Alcorn hosts Community Awareness Briefing Training

Alcorn State University students, faculty, and staff participated in a training session geared toward campus and community safety.

The University hosted the Community Awareness Briefing Training Tuesday, Feb. 21, in the Dr. Clinton Bristow Jr. Dining Hall – Gold Room. The training is designed to guide Alcorn and community liaisons to maintain safety by developing an understanding of violent extremist, recruitment tactics, and exploring ways to prevent such threats at the local level. The training results from the University receiving the Mississippi Department of Homeland Security Community Grant.

The training session included awareness of social platforms, risk factors that lead to extremism, recognizing a change in behavior in potentially radical individuals, what bystanders could do to prevent attacks from extremists, violence prevention programs, and more.

Emery Nauden Jr., the U.S. Department of Homeland Security regional prevention coordinator for Florida, Mississippi, Alabama, and Tennessee, facilitated the event. Nauden talked about the importance of these programs and how they could save communities.

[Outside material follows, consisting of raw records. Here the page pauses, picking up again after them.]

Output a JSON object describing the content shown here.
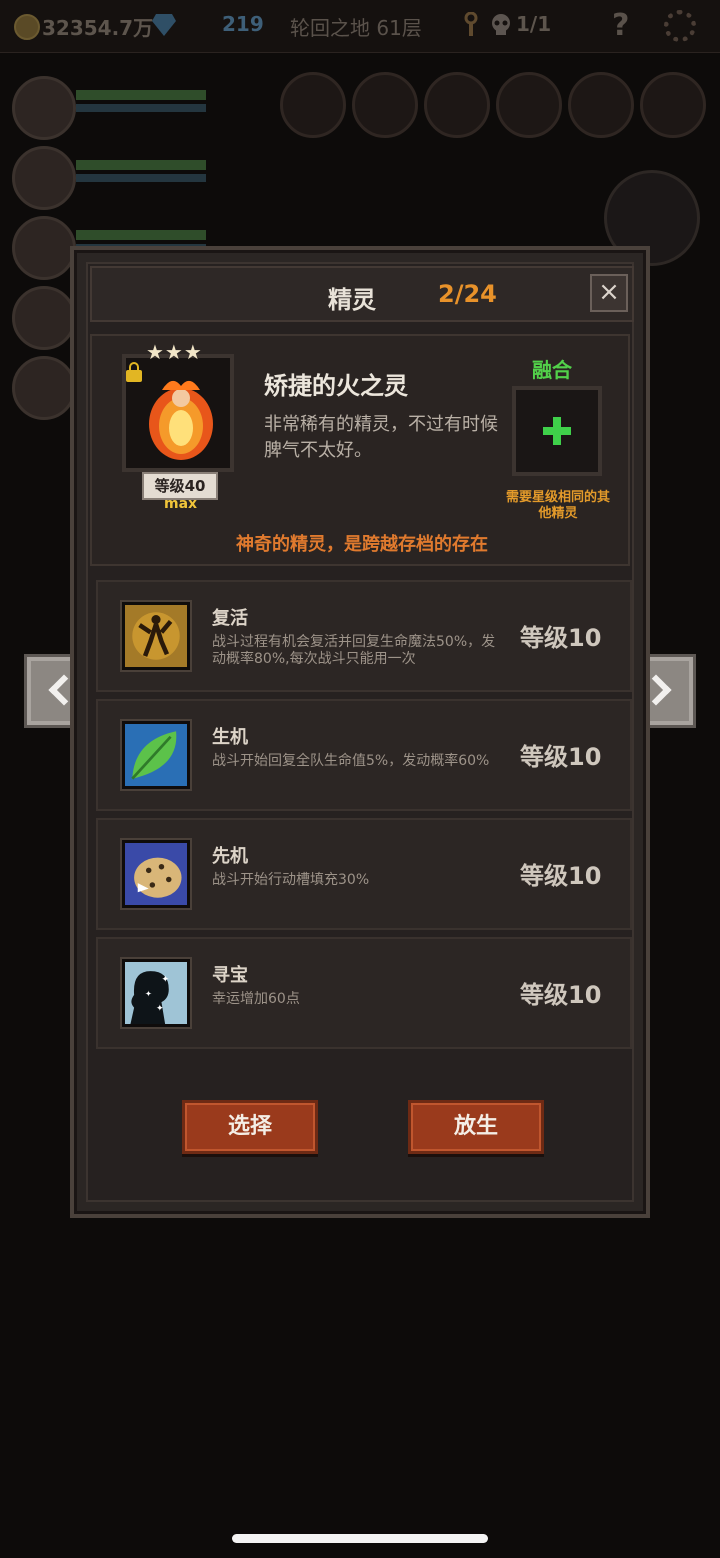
{
  "topbar": {
    "gold": "32354.7万",
    "gems": "219",
    "location": "轮回之地 61层",
    "keys": "1/1",
    "help": "?"
  },
  "modal": {
    "title": "精灵",
    "count": "2/24",
    "close": "×"
  },
  "spirit": {
    "stars": "★★★",
    "name": "矫捷的火之灵",
    "description": "非常稀有的精灵，不过有时候脾气不太好。",
    "level": "等级40",
    "max": "max",
    "fuse_label": "融合",
    "fuse_note": "需要星级相同的其他精灵",
    "magic_note": "神奇的精灵，是跨越存档的存在"
  },
  "skills": [
    {
      "name": "复活",
      "desc": "战斗过程有机会复活并回复生命魔法50%，发动概率80%,每次战斗只能用一次",
      "level": "等级10",
      "icon": "resurrect-icon"
    },
    {
      "name": "生机",
      "desc": "战斗开始回复全队生命值5%，发动概率60%",
      "level": "等级10",
      "icon": "leaf-icon"
    },
    {
      "name": "先机",
      "desc": "战斗开始行动槽填充30%",
      "level": "等级10",
      "icon": "leopard-icon"
    },
    {
      "name": "寻宝",
      "desc": "幸运增加60点",
      "level": "等级10",
      "icon": "luck-icon"
    }
  ],
  "buttons": {
    "select": "选择",
    "release": "放生"
  },
  "colors": {
    "accent_orange": "#e8922a",
    "fuse_green": "#52d14a",
    "button_red": "#9a3a1c"
  }
}
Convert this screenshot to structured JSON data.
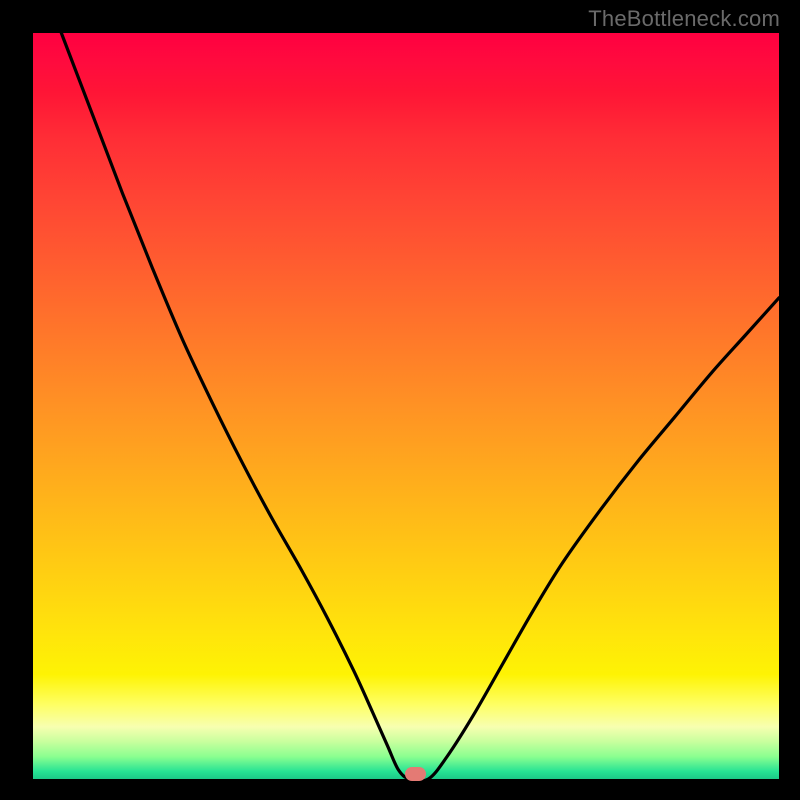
{
  "watermark": "TheBottleneck.com",
  "colors": {
    "background": "#000000",
    "curve_stroke": "#000000",
    "marker_fill": "#e47a74"
  },
  "marker": {
    "x_frac": 0.512,
    "y_frac": 0.996
  },
  "chart_data": {
    "type": "line",
    "title": "",
    "xlabel": "",
    "ylabel": "",
    "xlim": [
      0,
      1
    ],
    "ylim": [
      0,
      1
    ],
    "notes": "V-shaped bottleneck curve over a vertical heat gradient (red=high bottleneck at top, green=low at bottom). Minimum near x≈0.51. x and y are normalized to plot extents; the page has no axis tick labels.",
    "series": [
      {
        "name": "bottleneck-curve",
        "x": [
          0.038,
          0.08,
          0.12,
          0.16,
          0.2,
          0.24,
          0.28,
          0.32,
          0.36,
          0.395,
          0.43,
          0.455,
          0.475,
          0.49,
          0.505,
          0.53,
          0.555,
          0.59,
          0.63,
          0.67,
          0.71,
          0.76,
          0.81,
          0.86,
          0.91,
          0.955,
          1.0
        ],
        "y": [
          1.0,
          0.89,
          0.785,
          0.685,
          0.59,
          0.505,
          0.425,
          0.35,
          0.28,
          0.215,
          0.145,
          0.09,
          0.045,
          0.012,
          0.0,
          0.0,
          0.03,
          0.085,
          0.155,
          0.225,
          0.29,
          0.36,
          0.425,
          0.485,
          0.545,
          0.595,
          0.645
        ]
      }
    ]
  }
}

“This training is about prevention work and creating multidisciplinary teams to help intervene with an individual planning to become violent,” said Nauden. “This training will help the Alcorn community to train and set up disciplinary teams going forward.”

Malik Rodgers, a Houston, Texas native pursuing a Master of Business Administration, appreciates Alcorn providing the training to help its community identify and prevent extreme danger.

“This is a great opportunity that allows us to have funding to conduct this training,” said Rodgers. “It also feels great to be at the forefront of HBCUs that received this grant. I believe that is one of the best opportunities we could have.”

Dr. Alfred Galtney, Alcorn's chief compliance officer, talked about how valuable the training session is for the University and surrounding communities.

“Mr. Nauden’s presentation was very educational,” said Galtney. “This training provided great information as a start for us to spread it throughout our local communities and prepare them to mitigate extreme situations in our environments. With this information, we could equip local school systems, law enforcement, and community-based organization so that they could be aware of different threats.”